It’s also perfectly fine to pay for optional above-and-beyond chores — things like cleaning the garage, shoveling snow, or raking leaves. Your child gets the experience of working for money and developing an entrepreneurial spirit. That’s a different skill set from pitching in with family chores.
When and How to Start an Allowance
You can start offering your child an allowance younger than you think, possibly by age 4 or 5 or once kids start school. Some experts suggest offering around $20 per month, but you can offer more or less depending on the age of the child, the lessons you hope to teach, what you are expecting your child to pay for with the money (you can give more through the years if you increase the things that they have to pay for with “their money”) and your family’s budget.

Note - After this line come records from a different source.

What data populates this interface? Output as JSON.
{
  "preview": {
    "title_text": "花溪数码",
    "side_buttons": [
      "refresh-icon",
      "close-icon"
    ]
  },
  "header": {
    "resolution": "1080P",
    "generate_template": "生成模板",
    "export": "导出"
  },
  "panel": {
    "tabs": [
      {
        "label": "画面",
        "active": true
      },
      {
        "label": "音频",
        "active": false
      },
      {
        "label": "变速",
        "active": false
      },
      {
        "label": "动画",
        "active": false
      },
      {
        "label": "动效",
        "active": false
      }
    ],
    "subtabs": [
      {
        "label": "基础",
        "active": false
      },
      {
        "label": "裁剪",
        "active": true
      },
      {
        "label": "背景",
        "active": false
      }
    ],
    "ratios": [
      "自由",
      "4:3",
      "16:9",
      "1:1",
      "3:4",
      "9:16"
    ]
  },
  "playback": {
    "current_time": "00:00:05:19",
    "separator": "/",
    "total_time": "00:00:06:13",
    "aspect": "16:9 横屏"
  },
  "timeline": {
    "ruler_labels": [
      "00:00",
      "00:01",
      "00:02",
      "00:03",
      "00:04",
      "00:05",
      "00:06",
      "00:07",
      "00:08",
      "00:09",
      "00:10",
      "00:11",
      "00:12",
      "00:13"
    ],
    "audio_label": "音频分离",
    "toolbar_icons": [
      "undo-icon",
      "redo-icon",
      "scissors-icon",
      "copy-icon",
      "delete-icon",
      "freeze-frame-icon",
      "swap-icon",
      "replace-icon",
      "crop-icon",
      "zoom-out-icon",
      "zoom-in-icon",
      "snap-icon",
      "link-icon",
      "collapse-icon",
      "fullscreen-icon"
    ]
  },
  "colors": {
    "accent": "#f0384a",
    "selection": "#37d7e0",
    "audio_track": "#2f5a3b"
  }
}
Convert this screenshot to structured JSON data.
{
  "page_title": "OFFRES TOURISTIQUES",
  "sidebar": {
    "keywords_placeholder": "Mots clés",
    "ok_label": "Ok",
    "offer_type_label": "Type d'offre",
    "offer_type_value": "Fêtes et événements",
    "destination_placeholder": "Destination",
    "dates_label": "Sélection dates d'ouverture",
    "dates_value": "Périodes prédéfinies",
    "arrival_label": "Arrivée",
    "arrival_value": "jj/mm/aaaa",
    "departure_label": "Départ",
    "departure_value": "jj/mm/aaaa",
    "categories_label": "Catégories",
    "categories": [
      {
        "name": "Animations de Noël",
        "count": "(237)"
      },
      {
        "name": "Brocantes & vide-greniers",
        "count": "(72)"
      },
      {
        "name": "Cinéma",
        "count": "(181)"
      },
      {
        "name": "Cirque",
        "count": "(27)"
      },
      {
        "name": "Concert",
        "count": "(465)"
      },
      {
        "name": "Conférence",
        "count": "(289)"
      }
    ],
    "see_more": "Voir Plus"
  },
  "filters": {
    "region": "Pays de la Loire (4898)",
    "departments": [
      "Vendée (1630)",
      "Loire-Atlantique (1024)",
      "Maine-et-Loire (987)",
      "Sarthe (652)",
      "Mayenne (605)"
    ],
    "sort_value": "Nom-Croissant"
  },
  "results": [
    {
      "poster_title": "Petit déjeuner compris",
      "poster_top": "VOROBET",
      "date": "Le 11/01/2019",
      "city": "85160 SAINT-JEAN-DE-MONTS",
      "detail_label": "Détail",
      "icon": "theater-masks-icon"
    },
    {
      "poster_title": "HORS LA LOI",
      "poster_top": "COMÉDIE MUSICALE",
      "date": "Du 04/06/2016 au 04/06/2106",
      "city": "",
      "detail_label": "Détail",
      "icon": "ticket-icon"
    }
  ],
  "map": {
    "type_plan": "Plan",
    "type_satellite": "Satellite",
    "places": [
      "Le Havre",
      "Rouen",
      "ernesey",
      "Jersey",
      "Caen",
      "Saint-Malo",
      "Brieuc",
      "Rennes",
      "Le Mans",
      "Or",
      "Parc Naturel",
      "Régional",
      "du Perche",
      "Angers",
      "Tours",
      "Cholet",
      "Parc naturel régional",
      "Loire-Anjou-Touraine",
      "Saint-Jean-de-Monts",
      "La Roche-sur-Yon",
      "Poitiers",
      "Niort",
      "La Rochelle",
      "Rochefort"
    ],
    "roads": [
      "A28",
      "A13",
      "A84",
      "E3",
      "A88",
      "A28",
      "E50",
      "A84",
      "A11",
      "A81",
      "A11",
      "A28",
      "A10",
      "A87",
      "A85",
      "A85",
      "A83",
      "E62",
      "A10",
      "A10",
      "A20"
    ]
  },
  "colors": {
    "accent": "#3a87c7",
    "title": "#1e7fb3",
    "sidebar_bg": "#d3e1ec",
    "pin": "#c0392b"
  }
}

Lanza suggests having three jars where your child can keep their money — a “save jar” for money to be saved for the future, a “spend jar” for money that can be spent now, and a “share jar” for charitable contributions. Let’s say you give $5 per week to your 5-year-old. That might divide up into $1/save, $3/spend and $1/share, (20%/60%/20%). The goal is to give kids enough spending money that they have some purchasing power and room for decisions, but they also develop a regular habit of saving and giving.
The added benefit of the jars? It takes you out of the driver’s seat when you’re in the grocery store line being hit with requests for comic books and candy. Once you’ve established rules for the categories that you aren’t going to be covering, let your kids decide what they want most — it’s their allowance. And many times, they’ll be much more responsible with their own money than they will be yours, Lanza says.
Also, your kids will learn more about money when you kick it old-school and give them cash. They learn better via hands-on experience, with real bills and coins to put into their jars. Kobliner recommends offering your child a cash allowance through high school. Just make sure you transition to debit cards and apps before kids leave home for college so they can practice with digital payment methods, Lanza says. (Why is cash so important? Research shows that parting with cash makes us think more critically about our purchases than if we’re just swiping a credit card — and kids need to learn to manage the card temptation.)
Increase Financial Responsibility with Age — If You Have It in Your Budget
When kids are very little, they’ll use their small allowance for incidental spending, and you likely won’t be giving them very much. But once kids hit middle school, Lanza recommends what he calls a “break-through allowance.” That’s a larger allowance given monthly that may come with increased responsibility, such as paying their portion of their cell phone bill, putting money toward meals out with friends, or buying new clothing. Every family operates differently, so you get to decide what’s right for yours.
If a larger allowance sounds beyond your means, remember that the goal here isn’t to add a large line item to your budget — it’s to shift some of your own spending over to your child. (Like buying gas for their car, for example.) Start by tracking the spending you’d like to turn over to your child to identify an appropriate amount. The goal is that they’ll learn to make important choices about their spending — don’t bail them out if they spend all their money early in the month or buy something they regret.
Why Allowances Work
The true benefit of giving your kid an allowance is the conversations it opens up for your family to discuss the value of money, how to pay for goods, and the difference between needs and wants. Exposing your kids to financial literacy early is the best way to make them comfortable with money… And help you get more comfortable, too! Even if you’re not the best with money, you’ll have an opportunity to learn as you go with your kids, and as you do, your own comfort will grow.
- CATEGORIES: Financial Education